··· Record extracts

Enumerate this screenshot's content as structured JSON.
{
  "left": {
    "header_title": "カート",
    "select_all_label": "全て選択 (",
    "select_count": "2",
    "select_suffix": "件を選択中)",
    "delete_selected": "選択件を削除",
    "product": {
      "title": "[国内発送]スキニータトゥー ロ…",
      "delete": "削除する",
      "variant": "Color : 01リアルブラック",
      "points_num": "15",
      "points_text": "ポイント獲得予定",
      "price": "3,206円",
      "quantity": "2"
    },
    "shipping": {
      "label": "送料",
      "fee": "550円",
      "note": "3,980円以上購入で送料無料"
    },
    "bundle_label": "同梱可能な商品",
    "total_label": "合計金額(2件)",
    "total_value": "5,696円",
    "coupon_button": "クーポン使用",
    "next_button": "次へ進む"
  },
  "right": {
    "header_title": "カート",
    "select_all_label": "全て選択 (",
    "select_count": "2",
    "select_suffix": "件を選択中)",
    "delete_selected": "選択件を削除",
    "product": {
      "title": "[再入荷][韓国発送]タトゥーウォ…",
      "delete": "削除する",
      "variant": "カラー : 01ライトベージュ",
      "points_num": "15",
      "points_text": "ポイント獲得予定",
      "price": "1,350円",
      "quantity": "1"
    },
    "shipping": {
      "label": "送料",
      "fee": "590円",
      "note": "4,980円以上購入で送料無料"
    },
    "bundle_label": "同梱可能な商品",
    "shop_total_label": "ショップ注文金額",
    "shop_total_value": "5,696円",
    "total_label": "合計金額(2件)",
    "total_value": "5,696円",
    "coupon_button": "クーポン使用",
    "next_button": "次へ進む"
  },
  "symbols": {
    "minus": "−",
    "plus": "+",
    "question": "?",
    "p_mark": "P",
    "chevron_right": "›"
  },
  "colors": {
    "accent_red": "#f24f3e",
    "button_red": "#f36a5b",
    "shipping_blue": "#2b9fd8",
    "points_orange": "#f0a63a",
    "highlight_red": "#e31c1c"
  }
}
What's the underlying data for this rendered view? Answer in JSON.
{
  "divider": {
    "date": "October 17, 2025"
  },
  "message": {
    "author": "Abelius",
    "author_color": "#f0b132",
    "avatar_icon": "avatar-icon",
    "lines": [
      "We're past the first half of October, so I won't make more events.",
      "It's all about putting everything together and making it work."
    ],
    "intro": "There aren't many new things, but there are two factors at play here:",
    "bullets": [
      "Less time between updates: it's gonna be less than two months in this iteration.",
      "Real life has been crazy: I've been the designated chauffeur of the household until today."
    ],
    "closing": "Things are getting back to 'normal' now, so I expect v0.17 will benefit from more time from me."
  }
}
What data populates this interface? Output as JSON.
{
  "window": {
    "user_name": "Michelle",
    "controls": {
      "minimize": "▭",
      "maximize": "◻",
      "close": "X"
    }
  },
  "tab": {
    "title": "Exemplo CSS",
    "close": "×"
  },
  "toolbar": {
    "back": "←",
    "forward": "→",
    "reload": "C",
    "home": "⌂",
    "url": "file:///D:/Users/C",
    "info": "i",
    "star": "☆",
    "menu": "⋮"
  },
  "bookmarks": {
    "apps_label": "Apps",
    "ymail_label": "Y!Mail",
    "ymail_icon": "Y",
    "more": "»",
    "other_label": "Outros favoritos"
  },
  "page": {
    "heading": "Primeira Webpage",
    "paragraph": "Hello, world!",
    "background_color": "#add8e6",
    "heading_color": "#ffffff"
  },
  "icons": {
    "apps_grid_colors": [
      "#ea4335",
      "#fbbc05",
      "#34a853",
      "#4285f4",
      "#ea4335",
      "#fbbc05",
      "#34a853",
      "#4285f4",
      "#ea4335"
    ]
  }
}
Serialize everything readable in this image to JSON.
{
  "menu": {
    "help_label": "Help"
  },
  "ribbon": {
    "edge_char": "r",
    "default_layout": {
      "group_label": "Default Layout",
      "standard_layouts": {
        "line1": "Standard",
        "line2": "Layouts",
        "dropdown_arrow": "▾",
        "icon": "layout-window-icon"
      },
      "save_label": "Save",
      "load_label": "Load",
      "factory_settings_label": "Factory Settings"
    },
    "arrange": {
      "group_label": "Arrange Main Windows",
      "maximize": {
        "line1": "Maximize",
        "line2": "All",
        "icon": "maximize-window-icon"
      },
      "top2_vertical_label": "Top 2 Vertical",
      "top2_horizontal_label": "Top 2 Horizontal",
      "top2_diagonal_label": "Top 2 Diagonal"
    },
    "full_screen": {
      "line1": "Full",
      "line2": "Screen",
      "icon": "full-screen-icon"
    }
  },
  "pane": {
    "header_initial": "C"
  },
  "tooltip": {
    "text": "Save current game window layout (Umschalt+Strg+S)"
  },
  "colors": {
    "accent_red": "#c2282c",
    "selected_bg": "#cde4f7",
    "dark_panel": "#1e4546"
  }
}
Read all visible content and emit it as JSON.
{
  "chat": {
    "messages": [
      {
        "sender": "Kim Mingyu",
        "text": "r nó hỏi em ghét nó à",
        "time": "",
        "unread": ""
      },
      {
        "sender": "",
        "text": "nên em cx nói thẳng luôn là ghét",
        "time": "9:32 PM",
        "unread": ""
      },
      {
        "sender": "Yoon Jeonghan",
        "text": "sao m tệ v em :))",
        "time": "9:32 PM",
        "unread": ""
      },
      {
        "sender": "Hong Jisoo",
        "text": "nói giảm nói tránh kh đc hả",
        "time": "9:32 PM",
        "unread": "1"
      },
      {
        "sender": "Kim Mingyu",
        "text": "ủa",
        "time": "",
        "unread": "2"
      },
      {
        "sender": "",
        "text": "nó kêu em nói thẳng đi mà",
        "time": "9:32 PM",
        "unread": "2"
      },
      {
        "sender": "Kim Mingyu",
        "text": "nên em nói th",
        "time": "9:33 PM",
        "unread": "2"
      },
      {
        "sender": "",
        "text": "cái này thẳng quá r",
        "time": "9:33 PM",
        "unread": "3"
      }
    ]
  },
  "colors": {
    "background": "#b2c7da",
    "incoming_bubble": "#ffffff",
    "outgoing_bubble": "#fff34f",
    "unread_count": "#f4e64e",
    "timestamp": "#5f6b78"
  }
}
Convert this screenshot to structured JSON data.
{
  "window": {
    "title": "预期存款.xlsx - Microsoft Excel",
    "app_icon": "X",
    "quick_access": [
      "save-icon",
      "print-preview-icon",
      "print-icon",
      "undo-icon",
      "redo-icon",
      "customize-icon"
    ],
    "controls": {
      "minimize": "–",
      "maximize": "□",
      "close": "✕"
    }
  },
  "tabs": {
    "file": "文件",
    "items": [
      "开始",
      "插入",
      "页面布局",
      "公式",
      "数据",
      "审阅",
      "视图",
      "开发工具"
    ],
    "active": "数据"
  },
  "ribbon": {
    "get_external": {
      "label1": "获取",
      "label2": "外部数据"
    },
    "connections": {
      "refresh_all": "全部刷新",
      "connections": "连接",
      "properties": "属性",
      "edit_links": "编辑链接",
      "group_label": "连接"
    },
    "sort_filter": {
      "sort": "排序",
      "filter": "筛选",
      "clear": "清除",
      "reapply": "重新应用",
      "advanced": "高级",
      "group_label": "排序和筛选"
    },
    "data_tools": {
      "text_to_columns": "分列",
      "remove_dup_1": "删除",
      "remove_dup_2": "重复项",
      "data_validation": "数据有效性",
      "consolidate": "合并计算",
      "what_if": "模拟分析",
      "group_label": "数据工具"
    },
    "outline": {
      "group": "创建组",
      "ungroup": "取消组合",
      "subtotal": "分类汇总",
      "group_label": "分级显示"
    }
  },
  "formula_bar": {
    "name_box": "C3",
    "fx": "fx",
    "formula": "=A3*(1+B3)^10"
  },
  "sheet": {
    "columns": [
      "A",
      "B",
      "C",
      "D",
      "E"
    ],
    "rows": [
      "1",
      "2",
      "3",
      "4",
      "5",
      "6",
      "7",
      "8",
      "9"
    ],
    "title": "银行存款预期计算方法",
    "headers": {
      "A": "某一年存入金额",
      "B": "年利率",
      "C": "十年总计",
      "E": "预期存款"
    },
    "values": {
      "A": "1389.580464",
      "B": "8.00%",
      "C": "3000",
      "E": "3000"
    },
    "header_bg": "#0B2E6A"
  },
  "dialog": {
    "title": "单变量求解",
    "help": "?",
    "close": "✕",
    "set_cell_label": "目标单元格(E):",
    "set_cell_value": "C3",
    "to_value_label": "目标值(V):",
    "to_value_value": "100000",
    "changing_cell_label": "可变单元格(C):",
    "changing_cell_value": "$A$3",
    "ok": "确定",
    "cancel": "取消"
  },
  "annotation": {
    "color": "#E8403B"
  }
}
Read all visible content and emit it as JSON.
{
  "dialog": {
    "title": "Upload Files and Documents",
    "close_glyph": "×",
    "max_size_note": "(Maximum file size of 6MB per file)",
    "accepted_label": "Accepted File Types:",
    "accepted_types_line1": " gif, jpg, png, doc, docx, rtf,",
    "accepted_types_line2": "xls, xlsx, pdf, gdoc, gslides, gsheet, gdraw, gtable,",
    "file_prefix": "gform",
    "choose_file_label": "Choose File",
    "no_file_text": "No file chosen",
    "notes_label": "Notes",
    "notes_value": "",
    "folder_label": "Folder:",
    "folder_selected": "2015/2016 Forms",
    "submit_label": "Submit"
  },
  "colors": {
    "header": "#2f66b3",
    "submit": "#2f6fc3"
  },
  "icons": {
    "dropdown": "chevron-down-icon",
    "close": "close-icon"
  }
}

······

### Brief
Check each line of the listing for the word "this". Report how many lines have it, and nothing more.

### Task output
6